The cathedral (also made out of sandstone) has some intricate carvings on it. Look out for the ice cream and the astronaut, cheekily added during a recent restoration.
Salamanca is close to Madrid, but at more than two hours each way, it's best to visit overnight.
Santiago de Compostela: 12th Century Cathedral
Santiago's old town is a cobblestoned marvel (it's a UNESCO World Heritage Site).
Sherry was invented in Jerez (it takes its name from the Arabic name for the city, Xeres) and all sherry is made either here in Jerez, Sanlúcar de Barrameda or El Puerto de Santa María.
What sets Jerez apart from most wine cities is that the bodegas are in the center of town, so there's no need to organize transport and designated drivers.
Cadiz, Seville, and Gibraltar are all nearby.
Cadiz: Fried Fish
The fish from the UK's ubiquitous 'fish and chips' was a Spanish invention, in particular from the Andalusian coast and Cadiz itself. The freiduria Las Flores in Cadiz is the best place to get fried fish, with more than a dozen varieties on offer.
If you can't make it to Cadiz, another great place to get fried fish is at the Freiduria Puerta de la Carne in Seville.
The old town's unique location on the end of a narrow peninsula gives it a wonderful microclimate all of its own.
Jerez and Seville are both nearby (you can even visit both).
Leon: Tapas Bars of Barrio Húmedo
Leon is second only to Granada for serving tapas the way it was meant to be served: as a free accompaniment to your drink. The Barrio Húmedo ('damp quarter') is Leon's attractive old town area, the perfect backdrop for your bar-hopping tapas trail!
None of the cities are especially close, but Oviedo would you be your nearest option.
Burgos: The Cathedral
The 13-century Burgos cathedral is the only cathedral in Spain that is a UNESCO World Heritage Site entirely in its own right (several old towns make the list, partly because of their cathedral, and Seville cathedral makes the list as a joint entry with the Alcazar and Archivo de Indias). It's an imposing sight, far bigger than would seem appropriate for a city of this size.

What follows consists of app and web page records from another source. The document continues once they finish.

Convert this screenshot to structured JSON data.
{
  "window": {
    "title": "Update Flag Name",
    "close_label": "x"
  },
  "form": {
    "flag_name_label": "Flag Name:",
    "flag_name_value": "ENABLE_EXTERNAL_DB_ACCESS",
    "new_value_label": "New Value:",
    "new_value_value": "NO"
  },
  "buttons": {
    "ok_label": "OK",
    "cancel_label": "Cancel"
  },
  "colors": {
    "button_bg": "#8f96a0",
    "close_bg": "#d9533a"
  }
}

Burgos is just over an hour's drive from Logroño and between 90 minutes' and two hours' drive from both Bilbao and Leon.